Piece of Mind
With metal roofing, especially standing seam or corrugated/PBC, you get more peace of mind. All metal roofing is secured with screws. Asphalt shingles, on the other hand, nails are used to secure them to your roof deck. Screws offer much better holding power over nails. Standing seam and corrugated/PBC sheet metal panels are often 2-3′ wide and cut to length. Asphalt shingles, on the other hand, are about 3′ wide and 1′ deep. To cover the same area as one sheet of standing seam, it will take many more shingles. That’s more seams, which means more opportunites for wind, ice, rain, and snow to get under. Metal is also much more durable than asphalt shingles. Asphalt shingles have – wait for it – asphalt in them. Asphalt in combustible. Therefore, not as fire resistant as metal. Metal is also extremely resistant to hail, cracking and splitting. All this adds-up to peace of mind for you. Simply-put, with a metal roof, you have less to worry about.
On average, an asphalt shingle roof lasts about 25 years. A metal roof often lasts at least 70 years. The average cost for new average asphalt shingles on a 2500 square foot roof, is about $8,000. The average cost for a new standing seam or corrugated/PBC or stone-coated metal shingle roof is about $24,000. That’s 3 times the cost of an asphalt shingle roof. Considering the fact that a metal roof often lasts 3 times as long as an asphalt shingle roof, these roof coverings cost about the same over 70 years. Depending upon where you live in Colorado, how much hail and wind you get, metal might last longer, therefore costing less.
The Bottom Line
When you’re moving into a home you plan on living in for many years, it’s worth considering investing in upgrades, upgrades that will cost less to operate, last longer, use less energy, and cost less in the long term. Although a metal roof costs more initially, it often costs less in the long-run since it lasts so much longer. And, when roof financing is available, it’s easy to get your new metal roof sooner than you thought.
Metal roofing doesn’t mean your house has to look like a barn, either. Today, stone-coated metal roofing resemble traditional asphalt shingles or clay tiles.
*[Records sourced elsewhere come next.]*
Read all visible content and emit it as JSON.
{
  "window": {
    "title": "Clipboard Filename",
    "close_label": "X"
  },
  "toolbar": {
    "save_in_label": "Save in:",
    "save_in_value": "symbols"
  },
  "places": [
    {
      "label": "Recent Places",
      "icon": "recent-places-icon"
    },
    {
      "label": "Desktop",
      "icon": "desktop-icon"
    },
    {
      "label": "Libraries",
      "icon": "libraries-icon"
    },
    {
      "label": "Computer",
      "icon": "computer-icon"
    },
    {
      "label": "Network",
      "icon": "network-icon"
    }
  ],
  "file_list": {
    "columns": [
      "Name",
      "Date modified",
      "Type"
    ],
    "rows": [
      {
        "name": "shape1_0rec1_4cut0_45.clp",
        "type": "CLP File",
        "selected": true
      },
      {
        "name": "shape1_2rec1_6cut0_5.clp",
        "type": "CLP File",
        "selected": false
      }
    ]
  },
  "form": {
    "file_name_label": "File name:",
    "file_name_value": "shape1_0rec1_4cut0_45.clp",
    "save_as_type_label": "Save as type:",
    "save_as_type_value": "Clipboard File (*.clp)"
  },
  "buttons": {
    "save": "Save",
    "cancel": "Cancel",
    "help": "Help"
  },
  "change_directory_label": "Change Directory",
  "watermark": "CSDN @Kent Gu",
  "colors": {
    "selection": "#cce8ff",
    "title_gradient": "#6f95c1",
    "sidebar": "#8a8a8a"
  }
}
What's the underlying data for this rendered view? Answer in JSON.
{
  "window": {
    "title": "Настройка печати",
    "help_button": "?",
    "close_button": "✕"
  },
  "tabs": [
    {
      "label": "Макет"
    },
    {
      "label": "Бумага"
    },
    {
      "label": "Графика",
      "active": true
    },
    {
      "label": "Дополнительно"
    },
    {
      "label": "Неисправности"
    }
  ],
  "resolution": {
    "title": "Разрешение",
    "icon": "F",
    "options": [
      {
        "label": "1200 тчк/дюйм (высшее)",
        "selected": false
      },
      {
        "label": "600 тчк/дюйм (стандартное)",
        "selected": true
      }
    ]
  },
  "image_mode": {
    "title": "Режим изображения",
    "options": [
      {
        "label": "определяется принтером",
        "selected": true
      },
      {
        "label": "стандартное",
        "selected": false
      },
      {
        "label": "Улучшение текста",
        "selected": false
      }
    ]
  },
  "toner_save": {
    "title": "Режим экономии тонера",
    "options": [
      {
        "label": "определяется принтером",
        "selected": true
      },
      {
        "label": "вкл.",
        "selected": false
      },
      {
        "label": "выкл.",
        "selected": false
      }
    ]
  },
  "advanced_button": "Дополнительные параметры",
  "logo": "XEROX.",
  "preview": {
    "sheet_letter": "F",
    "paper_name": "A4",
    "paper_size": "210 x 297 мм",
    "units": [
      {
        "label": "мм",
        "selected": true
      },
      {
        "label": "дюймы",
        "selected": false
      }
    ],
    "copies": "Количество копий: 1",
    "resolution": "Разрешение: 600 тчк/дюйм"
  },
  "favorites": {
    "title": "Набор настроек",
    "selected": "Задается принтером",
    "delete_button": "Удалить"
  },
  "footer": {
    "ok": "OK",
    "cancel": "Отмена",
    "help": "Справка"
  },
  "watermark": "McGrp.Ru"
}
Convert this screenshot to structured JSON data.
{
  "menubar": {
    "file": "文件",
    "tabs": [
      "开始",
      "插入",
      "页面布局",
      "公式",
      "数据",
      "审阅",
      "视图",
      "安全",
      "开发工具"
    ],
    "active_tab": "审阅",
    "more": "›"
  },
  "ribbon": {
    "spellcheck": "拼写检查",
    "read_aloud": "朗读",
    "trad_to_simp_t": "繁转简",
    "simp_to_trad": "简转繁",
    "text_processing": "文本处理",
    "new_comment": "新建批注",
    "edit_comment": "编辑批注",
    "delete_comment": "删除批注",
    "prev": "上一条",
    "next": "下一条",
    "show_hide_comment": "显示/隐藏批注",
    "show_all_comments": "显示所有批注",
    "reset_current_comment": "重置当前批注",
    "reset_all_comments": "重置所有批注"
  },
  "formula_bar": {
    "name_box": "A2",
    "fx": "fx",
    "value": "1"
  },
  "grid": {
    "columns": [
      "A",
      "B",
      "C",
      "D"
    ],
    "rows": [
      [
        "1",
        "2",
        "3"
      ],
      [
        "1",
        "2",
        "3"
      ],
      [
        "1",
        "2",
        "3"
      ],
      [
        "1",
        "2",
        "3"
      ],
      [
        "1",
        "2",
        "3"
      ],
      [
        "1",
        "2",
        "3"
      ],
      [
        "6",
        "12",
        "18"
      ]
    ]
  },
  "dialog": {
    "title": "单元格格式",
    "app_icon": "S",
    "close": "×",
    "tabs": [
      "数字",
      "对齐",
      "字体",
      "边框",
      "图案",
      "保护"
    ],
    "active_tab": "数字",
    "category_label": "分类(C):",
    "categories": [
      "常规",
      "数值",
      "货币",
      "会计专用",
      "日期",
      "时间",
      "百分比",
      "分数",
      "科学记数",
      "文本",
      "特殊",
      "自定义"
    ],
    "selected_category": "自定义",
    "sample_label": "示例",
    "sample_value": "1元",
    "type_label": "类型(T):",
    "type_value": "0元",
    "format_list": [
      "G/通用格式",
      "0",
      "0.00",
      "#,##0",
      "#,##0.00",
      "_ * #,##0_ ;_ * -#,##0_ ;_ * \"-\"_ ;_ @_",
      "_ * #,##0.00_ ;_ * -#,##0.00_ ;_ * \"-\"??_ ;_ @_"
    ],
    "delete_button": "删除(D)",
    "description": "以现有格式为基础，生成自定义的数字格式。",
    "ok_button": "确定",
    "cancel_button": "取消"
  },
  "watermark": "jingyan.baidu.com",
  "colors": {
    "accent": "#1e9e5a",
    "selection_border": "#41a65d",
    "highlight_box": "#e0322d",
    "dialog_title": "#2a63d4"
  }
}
What’s more, a standing seam or corrugated/PBC roof fits right in, in Colorado, especially given that these roofs are available in literally dozens of colors.
When you’re ready to discuss a new metal roof, contact for a free consultation and estimate.